The Mystical Madonna of the Stairs by Michelangelo Buonarroti
Nirtan Ekaterina Pasnak
During the Christmas holidays Nawab and I had the blessed opportunity to see an abundance of divinely inspired art in Florence. One particular thread we followed was the works by Michelangelo Buonarroti (1474 – 1564), the great sculptor and painter who lived and worked in Florence for a significant portion of his life, and where his house is still preserved.
Unlike many artists of the high Renaissance period, who were starting to incline toward more rational, secular ideals, the works of Michelangelo used the power and beauty of the human body, inspired by the best examples of classical art, to portray the battle of the human spirit in search of the Divine light. His works can be seen in many museums and churches in Florence, but one museum that is often overlooked is his own home, which remained in the possession of the Buonarroti family until the middle of the 19th century. There, a work that particularly captured our attention was a low relief in warm yellow marble of the Madonna and Child, executed when Michelangelo was only 16 years old.

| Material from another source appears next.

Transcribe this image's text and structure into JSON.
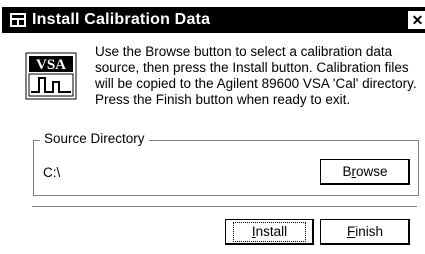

The presentation of the Madonna seated in profile, holding the holy Child with his back to the viewer, departs sharply from the convention. An example of the most usual portrayal of the Virgin and Child at the time can be seen in the so-called “Panciatichi Madonna” from 1460, by Desiderio da Settignano. Here, the Madonna sits on a throne, holding her beloved child with great tenderness and looking at him adoringly, while the Saviour directly faces the viewer. The marble relief conveys feelings of motherly love, and the flowing lines of the drapery and the outlines of the figures show grace and beauty. Thus, the worshipper who directs his prayer to this Virgin would be carried on the stream of her love to the Christ, who brings the worshiper salvation.
In the Madonna of the Stairs, neither the Mother nor the Child seems to claim the worshiper´s attention. She is seated in the pose of a Roman matron, breast-feeding her child, her gaze into middle space rather more inward, this inwardness emphasised by her crossed feet; she is not looking at her precious baby nor toward the viewer. So how should we read this image and where would the prayer of the devotee be addressed?
The actual center of composition is the arm of the baby softly twisted behind his back, and resting against his mother´s arm. His little cupped hand is the reservoir of energy from whence the powerful spiral of the composition seems to unwind; it turns around his body, then across her breast, around her hands, knee and back and, through her glance, projects this energy onto the staircase. Her crossed feet rest at the base of the stairs that lead upwards, where happy putti are stretching a cloth or a veil across the background.
Looking at this composition in a mystical sense, one could perhaps interpret this image to say that here the Virgin is the provider of our spiritual food; she receives our prayers and directs them upwards; she is not the final destination of our supplication, but she is the threshold of the door, a threshold which we have to literally step over in order to ascend. When we rise up the stairway to those higher regions, there are still other beings and veils that need to be removed in order to go even further, where perhaps the face of the beloved Son of God could at last be contemplated.